Dreams are a free resource just floating about inside your own head, begging to be used.  Don’t waste a minute.  After all, isn’t that a great excuse to sleep more?

Writing Exercises:

You can find our more about Lucid dreaming here and here.

Keep a notebook by your bed and write down your dreams as soon as you wake.  Don’t wait.  You will forget them.  Write down whatever you can remember, no matter how disjointed it may seem.  Describe what you saw in as much detail as you can.  I get enormous, almost baroque detail in my dreams.  Get as much down as possible, even if it seems too weird, complicated or just completely insane!  You never know what may be useful later.

(I find this technique especially helpful with troubling dreams or nightmares, which I have a lot.  These sorts of dreams can follow me around during the day, filling my waking heart with dread or sadness.  However, I find that once I write them out, their power over me wanes, and I don’t get the ‘after effects’.)

Now, dip into your dream notebook whenever you are looking for an idea or a writing exercise to play with.  Choose a dream, a scene, an image, or a whole story if you get them, and use it as a starting point.  Write stream of consciousness for fifteen or thirty minutes and see what comes out.  Can you use this as the start of a short story?  A screenplay?  Is there an interesting character here for you, as there was with my Christmas Eve dream?

If you are a visual artist, what colour palette comes out of this dream for you?  What striking images, silhouettes, shapes stick in your mind?  For example, in my ‘two boys’ dream, the colour palette was greys and blues, the shapes of derelict buildings were jagged silhouettes against the lowering sky.  Explore the colours you recall in your sketchbook.  What would a painting of your dream look like?

A musician might take from my dream the echoing strings of the orchestra, muffled by the concrete, and backed by the roaring of the waves as they crash against the cliff below, and turn that into some kind of soundtrack.
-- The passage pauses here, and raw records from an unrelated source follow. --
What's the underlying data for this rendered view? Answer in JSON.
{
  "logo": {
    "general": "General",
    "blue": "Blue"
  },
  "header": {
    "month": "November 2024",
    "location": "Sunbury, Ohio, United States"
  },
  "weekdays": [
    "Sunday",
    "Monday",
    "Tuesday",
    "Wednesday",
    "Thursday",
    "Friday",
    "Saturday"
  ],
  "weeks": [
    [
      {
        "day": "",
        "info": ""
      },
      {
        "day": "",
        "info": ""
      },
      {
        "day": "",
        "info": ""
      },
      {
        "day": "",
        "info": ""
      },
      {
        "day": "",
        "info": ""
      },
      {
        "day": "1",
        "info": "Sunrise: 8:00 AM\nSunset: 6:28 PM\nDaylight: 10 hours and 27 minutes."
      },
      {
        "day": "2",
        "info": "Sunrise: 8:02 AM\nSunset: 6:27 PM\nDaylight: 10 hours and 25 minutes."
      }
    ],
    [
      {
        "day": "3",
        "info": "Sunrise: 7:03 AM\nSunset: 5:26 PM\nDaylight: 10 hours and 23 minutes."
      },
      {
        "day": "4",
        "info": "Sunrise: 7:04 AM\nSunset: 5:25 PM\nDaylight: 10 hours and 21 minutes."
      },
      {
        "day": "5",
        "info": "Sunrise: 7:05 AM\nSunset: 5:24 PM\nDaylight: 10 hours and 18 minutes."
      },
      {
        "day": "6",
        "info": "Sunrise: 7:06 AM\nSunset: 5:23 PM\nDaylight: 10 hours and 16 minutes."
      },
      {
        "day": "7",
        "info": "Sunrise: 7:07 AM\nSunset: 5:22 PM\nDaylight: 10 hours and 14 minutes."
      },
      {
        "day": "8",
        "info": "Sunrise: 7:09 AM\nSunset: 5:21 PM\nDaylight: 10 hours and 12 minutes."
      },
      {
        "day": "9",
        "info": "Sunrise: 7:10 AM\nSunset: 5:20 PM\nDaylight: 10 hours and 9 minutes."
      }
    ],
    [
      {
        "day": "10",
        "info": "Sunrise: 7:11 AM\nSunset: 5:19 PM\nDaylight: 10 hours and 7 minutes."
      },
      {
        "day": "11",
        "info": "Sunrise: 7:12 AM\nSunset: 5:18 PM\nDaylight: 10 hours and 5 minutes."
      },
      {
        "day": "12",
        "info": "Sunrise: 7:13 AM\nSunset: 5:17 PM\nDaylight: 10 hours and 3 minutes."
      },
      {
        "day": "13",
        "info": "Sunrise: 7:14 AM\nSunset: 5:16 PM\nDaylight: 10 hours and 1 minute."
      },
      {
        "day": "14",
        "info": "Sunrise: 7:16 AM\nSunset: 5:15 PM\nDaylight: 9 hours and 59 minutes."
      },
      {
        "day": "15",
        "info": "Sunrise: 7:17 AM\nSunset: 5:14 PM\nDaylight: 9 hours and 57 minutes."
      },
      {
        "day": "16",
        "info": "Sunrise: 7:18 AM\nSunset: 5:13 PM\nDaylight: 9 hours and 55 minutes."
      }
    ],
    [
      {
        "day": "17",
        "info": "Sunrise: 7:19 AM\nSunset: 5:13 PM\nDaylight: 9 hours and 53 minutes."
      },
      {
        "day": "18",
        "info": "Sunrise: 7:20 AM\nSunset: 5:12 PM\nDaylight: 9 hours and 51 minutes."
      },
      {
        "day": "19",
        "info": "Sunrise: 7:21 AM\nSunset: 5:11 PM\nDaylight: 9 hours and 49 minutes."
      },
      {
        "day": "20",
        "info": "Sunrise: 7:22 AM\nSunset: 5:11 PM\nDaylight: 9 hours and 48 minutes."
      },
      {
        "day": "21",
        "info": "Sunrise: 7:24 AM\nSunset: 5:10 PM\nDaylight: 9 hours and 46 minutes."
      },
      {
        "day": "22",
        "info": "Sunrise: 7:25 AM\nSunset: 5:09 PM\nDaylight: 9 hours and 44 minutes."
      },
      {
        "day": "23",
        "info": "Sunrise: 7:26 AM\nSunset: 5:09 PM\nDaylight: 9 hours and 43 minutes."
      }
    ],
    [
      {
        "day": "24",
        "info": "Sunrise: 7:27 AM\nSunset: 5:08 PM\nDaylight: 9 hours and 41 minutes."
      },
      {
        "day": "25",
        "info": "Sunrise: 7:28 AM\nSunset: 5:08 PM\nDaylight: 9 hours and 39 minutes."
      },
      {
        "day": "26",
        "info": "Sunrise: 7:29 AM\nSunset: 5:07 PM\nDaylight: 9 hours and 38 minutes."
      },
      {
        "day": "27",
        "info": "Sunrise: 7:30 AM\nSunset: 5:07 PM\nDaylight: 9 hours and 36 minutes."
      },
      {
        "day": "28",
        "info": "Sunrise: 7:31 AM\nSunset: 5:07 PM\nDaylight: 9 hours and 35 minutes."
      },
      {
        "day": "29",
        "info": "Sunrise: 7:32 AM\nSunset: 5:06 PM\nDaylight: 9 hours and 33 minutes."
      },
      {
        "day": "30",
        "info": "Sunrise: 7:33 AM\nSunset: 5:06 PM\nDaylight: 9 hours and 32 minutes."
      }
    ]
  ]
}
Where can you take your dreams?  How far can you drive your limitless imagination?

Happy dreaming,

EF